Sigma's two lenses are geared for different customers. The 150-600mm F/5-6.3 DG OS HSM Sports has "professional-grade optics and greater durability for challenging, high-action photographic situations," Sigma said, whereas the 150-600mm F/5-6.3 DG OS HSM Contemporary is a bit smaller, lighter and geared more for enthusiasts than pros. Both will be available for Sigma, Canon and Nikon mounts.
Tamron announced its SP 150-600mm F/5-6.3 Di VC USD a year ago and now sells it for about $1,069 and £999 in the UK. The Sigma Sports version will cost $2,000 (£1,600, AU$2,200) -- if that's too rich for you the company's 150-500mm version is now down to less than $900 (£1,000, AU$1,000) -- and will be available in October 2014.
Supertelephoto zoom lenses are expensive and bulky, but they're popular among wildlife and sports photographers who can't get close to their subjects. High-end pro models from Canon and Nikon can cost thousands of dollars, and more than $10,000 in some cases. The competition from Sigma and Tamron don't carry such a price tag, but with narrower apertures, they also aren't as good at capturing images of moving subjects like racing motorcycles or twitchy birds.
Also in conjunction with the Photokina show in Cologne, Germany, next week, Sigma announced a $579 price and October availability for its new 18-300mm F/3.5-6.3 DC Macro OS HSM Contemporary. These ultrazooms are convenient for travelers and people who don't want to change lenses often, but there's no free lunch: they invariably have lesser image quality compared to shorter-range zooms.
Sigma also announced two new teleconverters -- adapters that extend telephoto range, though they allow less light through and degrade some image quality some. The $349 190g TC-1401 extends range by 1.4x and cuts aperture by one f-stop (so a 200mm f4 lens would become a 280mm f5.6, for example) and uses one special low dispersion (SLD) glass element for better optical quality. The $399 290g TC-2001 doubles telephoto range and cuts aperture by two f-stops. The company didn't announce when the teleconverters would be available.

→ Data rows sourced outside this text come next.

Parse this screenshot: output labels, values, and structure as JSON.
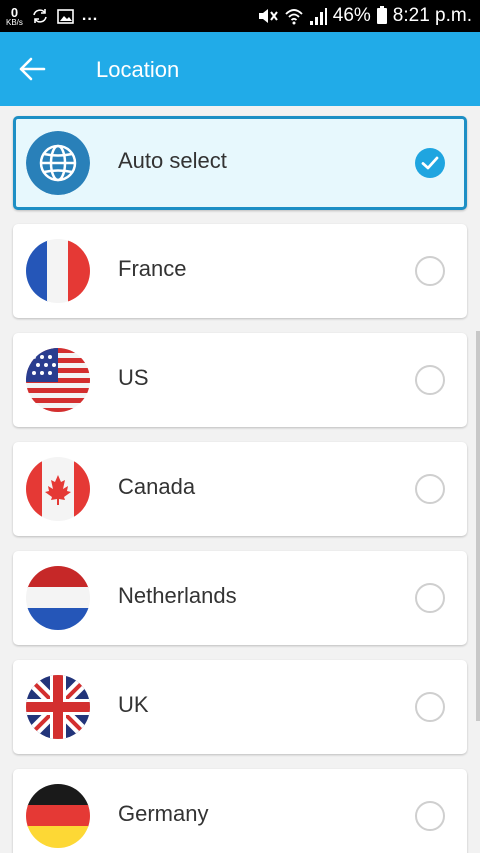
{
  "status_bar": {
    "speed": "0",
    "speed_unit": "KB/s",
    "dots": "...",
    "battery": "46%",
    "time": "8:21 p.m."
  },
  "header": {
    "title": "Location",
    "back_icon": "back-arrow-icon"
  },
  "locations": [
    {
      "label": "Auto select",
      "selected": true,
      "icon": "globe-icon"
    },
    {
      "label": "France",
      "selected": false,
      "icon": "france-flag-icon"
    },
    {
      "label": "US",
      "selected": false,
      "icon": "us-flag-icon"
    },
    {
      "label": "Canada",
      "selected": false,
      "icon": "canada-flag-icon"
    },
    {
      "label": "Netherlands",
      "selected": false,
      "icon": "netherlands-flag-icon"
    },
    {
      "label": "UK",
      "selected": false,
      "icon": "uk-flag-icon"
    },
    {
      "label": "Germany",
      "selected": false,
      "icon": "germany-flag-icon"
    }
  ],
  "colors": {
    "accent": "#21abe8",
    "selected_border": "#1d8fc5",
    "selected_bg": "#e7f8fd",
    "check": "#1fa5e0"
  }
}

Some details of the lenses:
The 150-600mm Sports model is splashproof and dustproof, has 24 lens elements in 16 groups. Of those elements, three are SLD glass and two are FLD glass, which Sigma says performs as well as higher-priced fluorite crystals. It's got a close-focus distance of 2.6m (102.4 inches), measures 12.2cm (4.8in) wide by 29cm (11.4in) long, and weighs 2,860g (100.9 ounces).
The 150-600mm Contemporary model has 20 elements, including one FLD and three SLD, in 14 groups. It's got a close-focus distance is 280cm (110.2in) and measures 10.4cm (4.1in) wide by 25.9cm (10.2in) long. Sigma hasn't yet determined a final weight.
The 18-300mm model has four FLD elements and one SLD element. It's designed for lower-end to midrange SLRs with APS-C-sized image sensors, on which its focal length is the equivalent of about 27-450mm. Its close-focus distance of 38.1cm (15in) enables a 1:3 magnification, but a $55 AML72-01 lens that can be paired with it brings the magnification up to 1:2.